The journey from visa applicant to American citizen can be long and arduous. At best, it takes years, and in some cases, decades. So, receiving a Notice to Appear in Immigration Court after your naturalization interview is incredibly frustrating. After applying, often multiple times, for a visa, finally receiving it, arriving in the United States, and spending years as a green card holder, the next step should be simple: you file your N400, attend your interview, swear the oath, and become a citizen. However, many applicants stumble at this last step and find themselves facing...


The Scarlet W Plate - Understanding Whiskey Plates and New Options in MN

Whiskey Plates – or Not?  When charged with a DUI in Minnesota, you face “collateral” consequences even before you are convicted – during that time of being presumed innocent until proven guilty.  Your driver’s license will be revoked.  In certain first-time situations or subsequent offenses, your license plates may be impounded or your vehicle forfeited to the State.  If your plates are impounded, you may need to get “special registration plates,” often called “whiskey plates,” on any car registered under your name during the period of impoundment.  These plates...
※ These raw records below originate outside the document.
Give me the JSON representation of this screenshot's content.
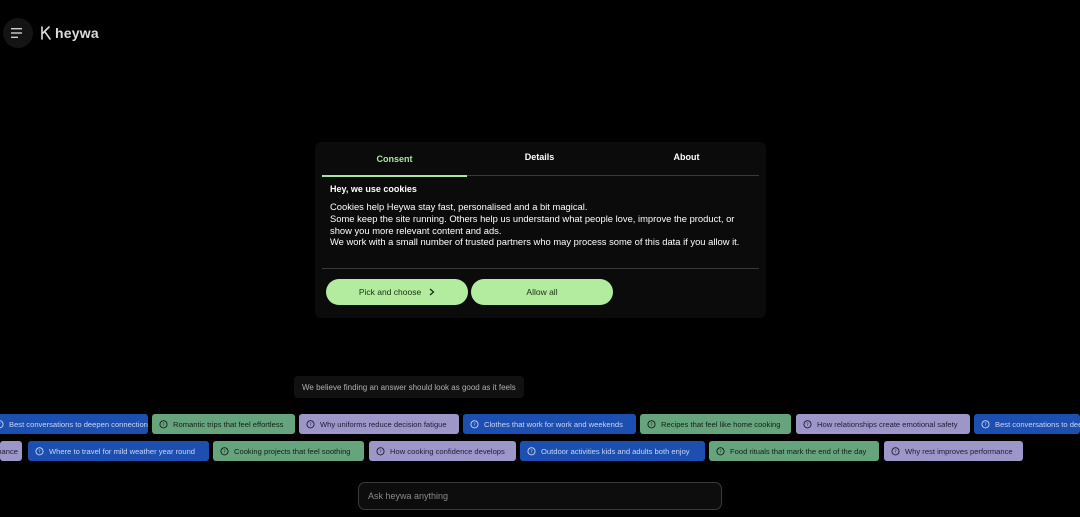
{
  "header": {
    "logo_text": "heywa",
    "menu_icon": "hamburger-menu-icon",
    "logo_icon": "heywa-logo-icon"
  },
  "consent": {
    "tabs": [
      {
        "label": "Consent",
        "active": true
      },
      {
        "label": "Details",
        "active": false
      },
      {
        "label": "About",
        "active": false
      }
    ],
    "heading": "Hey, we use cookies",
    "body": [
      "Cookies help Heywa stay fast, personalised and a bit magical.",
      "Some keep the site running. Others help us understand what people love, improve the product, or show you more relevant content and ads.",
      "We work with a small number of trusted partners who may process some of this data if you allow it."
    ],
    "pick_label": "Pick and choose",
    "allow_label": "Allow all"
  },
  "tagline": "We believe finding an answer should look as good as it feels",
  "chips_row1": [
    {
      "text": "Best conversations to deepen connection",
      "color": "blue"
    },
    {
      "text": "Romantic trips that feel effortless",
      "color": "green"
    },
    {
      "text": "Why uniforms reduce decision fatigue",
      "color": "lavender"
    },
    {
      "text": "Clothes that work for work and weekends",
      "color": "blue"
    },
    {
      "text": "Recipes that feel like home cooking",
      "color": "green"
    },
    {
      "text": "How relationships create emotional safety",
      "color": "lavender"
    },
    {
      "text": "Best conversations to deepen connection",
      "color": "blue"
    }
  ],
  "chips_row2": [
    {
      "text": "Why rest improves performance",
      "color": "lavender"
    },
    {
      "text": "Where to travel for mild weather year round",
      "color": "blue"
    },
    {
      "text": "Cooking projects that feel soothing",
      "color": "green"
    },
    {
      "text": "How cooking confidence develops",
      "color": "lavender"
    },
    {
      "text": "Outdoor activities kids and adults both enjoy",
      "color": "blue"
    },
    {
      "text": "Food rituals that mark the end of the day",
      "color": "green"
    },
    {
      "text": "Why rest improves performance",
      "color": "lavender"
    }
  ],
  "ask": {
    "placeholder": "Ask heywa anything",
    "value": ""
  },
  "colors": {
    "accent_green": "#a8e6a0",
    "button_green": "#b3ec9f",
    "chip_blue": "#1d4fb0",
    "chip_green": "#66a47e",
    "chip_lavender": "#9d97c9"
  }
}
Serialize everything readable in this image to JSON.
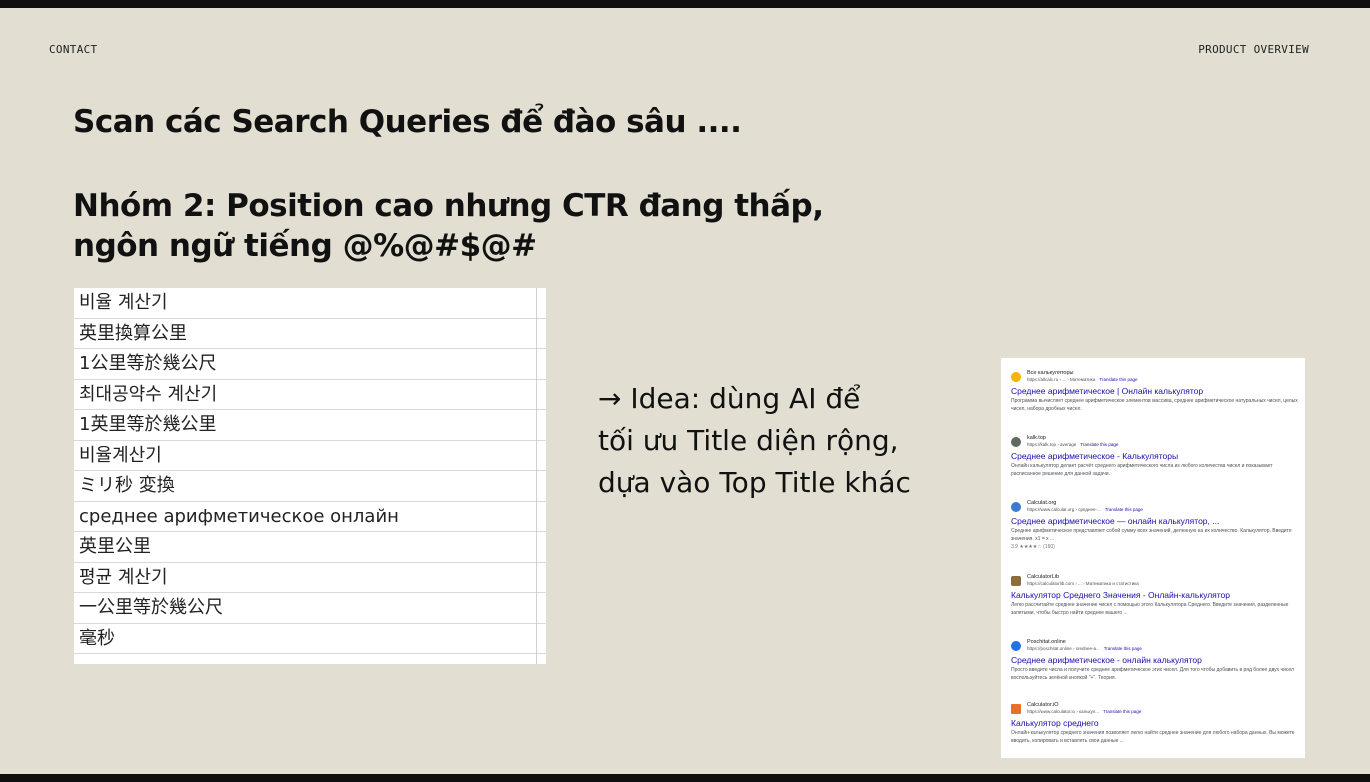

Moving Forward After Loss: What Happens if the Petitioner Passes Away while the Case Remains Pending

Moving Forward After Loss:  What Happens if the Petitioner Passes Away while the Case Remains Pending?  During the COVID-19 pandemic, families across the globe are facing loss in record numbers. Faced with this reality, many US citizen and Lawful Permanent Residents who have filed for loved ones now wonder: if my relative passes while applying for me, what happens then?  Does my petition pass away too?

Overview of Section 204(l) Relief

Years ago, the answer to this question was “yes.” Now, however, when the qualifying relative passes away before the applicant receives their green...


Why Is My Case Moving so Slowly - Understanding the USCIS Tortoise

Why Hasn’t Your Case Been Decided Yet? Nationwide, you and millions of families, businesses, and individuals applying for immigration benefits are waiting longer for U.S. Citizenship and Immigration Services (USCIS) to process and approve applications and petitions.  It has been a difficult time for many and created undue stress.  Many people have had issues with their employers, and the constant shifting of standards has only created confusion.

Based on previously available USCIS data, in Fiscal Year (FY) 2014, an average case took about five months to process. In FY2020, an average...